“Indoor tanning” is using a tanning bed, booth, or sunlamp to get tanned. Unfortunately, according to the Center for Disease Control (CDC), indoor tanning has been linked with skin cancers including melanoma, squamous cell carcinoma, and cancers of the eye (ocular melanoma).
Dangers of Indoor Tanning
It has been scientifically proven that indoor tanning exposes users to both UV-A and UV-B rays, which damage the skin and can lead to cancer. Melanoma, the most deadly form of skin cancer, is on the rise, particularly in women between the ages of 25-32. Both the frequency of tanning and age at which you start tanning affects your risk of melanoma.
People who begin tanning younger than age 35 have a 59% higher risk of melanoma. Using tanning beds also increases the risk of wrinkles, eye damage, and prematurely ages the skin.
Indoor Tanning Myths
“Tanning indoors is safer than tanning in the sun.”
Don’t believe the hype, indoor tanning and tanning outside are both dangerous. Although tanning beds operate on a timer, the exposure to ultraviolet (UV) rays can vary based on the age and type of light bulbs in a tanning bed. You can still get a burn from tanning indoors, and even a tan indicates damage to your skin.

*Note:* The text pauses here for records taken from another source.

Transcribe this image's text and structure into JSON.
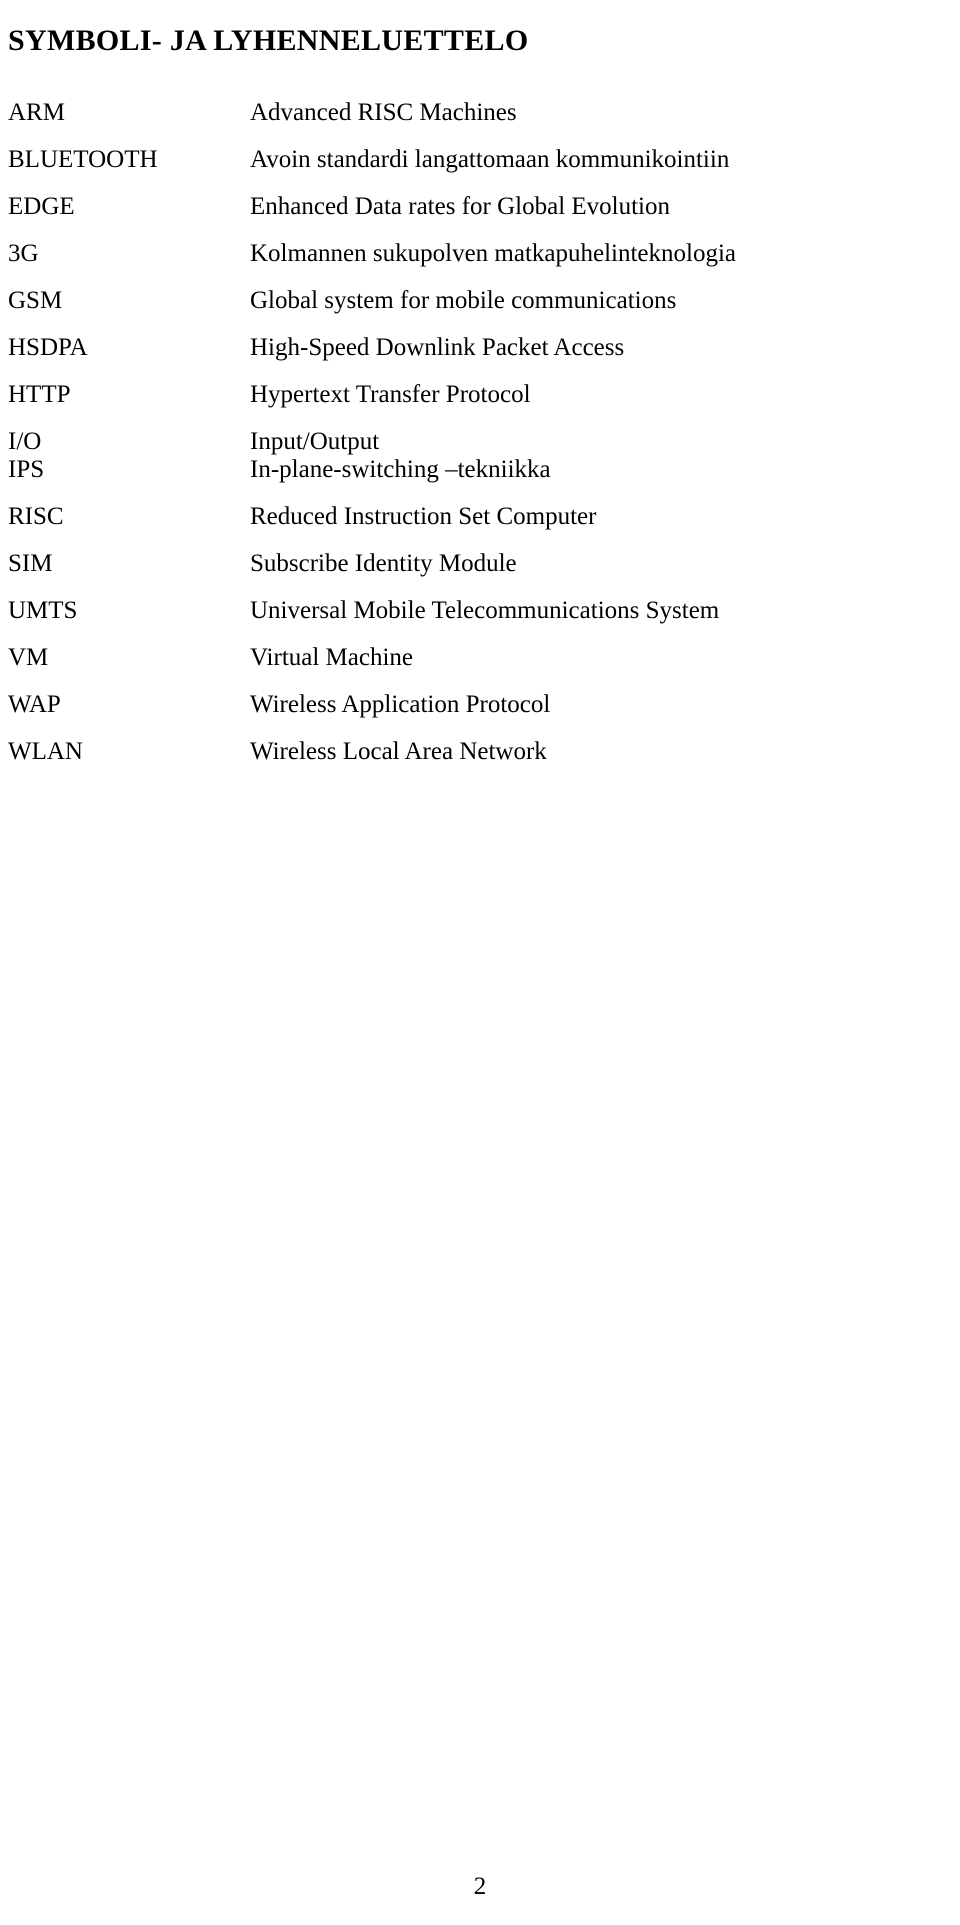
{
  "document": {
    "title": "SYMBOLI- JA LYHENNELUETTELO",
    "page_number": "2"
  },
  "abbreviations": [
    {
      "term": "ARM",
      "description": "Advanced RISC Machines",
      "tight": false
    },
    {
      "term": "BLUETOOTH",
      "description": "Avoin standardi langattomaan kommunikointiin",
      "tight": false
    },
    {
      "term": "EDGE",
      "description": "Enhanced Data rates for Global Evolution",
      "tight": false
    },
    {
      "term": "3G",
      "description": "Kolmannen sukupolven matkapuhelinteknologia",
      "tight": false
    },
    {
      "term": "GSM",
      "description": "Global system for mobile communications",
      "tight": false
    },
    {
      "term": "HSDPA",
      "description": "High-Speed Downlink Packet Access",
      "tight": false
    },
    {
      "term": "HTTP",
      "description": "Hypertext Transfer Protocol",
      "tight": false
    },
    {
      "term": "I/O",
      "description": "Input/Output",
      "tight": true
    },
    {
      "term": "IPS",
      "description": "In-plane-switching –tekniikka",
      "tight": false
    },
    {
      "term": "RISC",
      "description": "Reduced Instruction Set Computer",
      "tight": false
    },
    {
      "term": "SIM",
      "description": "Subscribe Identity Module",
      "tight": false
    },
    {
      "term": "UMTS",
      "description": "Universal Mobile Telecommunications System",
      "tight": false
    },
    {
      "term": "VM",
      "description": "Virtual Machine",
      "tight": false
    },
    {
      "term": "WAP",
      "description": "Wireless Application Protocol",
      "tight": false
    },
    {
      "term": "WLAN",
      "description": "Wireless Local Area Network",
      "tight": false
    }
  ]
}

Tanning beds cause about 1,800 injuries a year that requires visits to the emergency room.
“I can use a tanning bed to get a base tan, which will protect me from getting a sunburn.”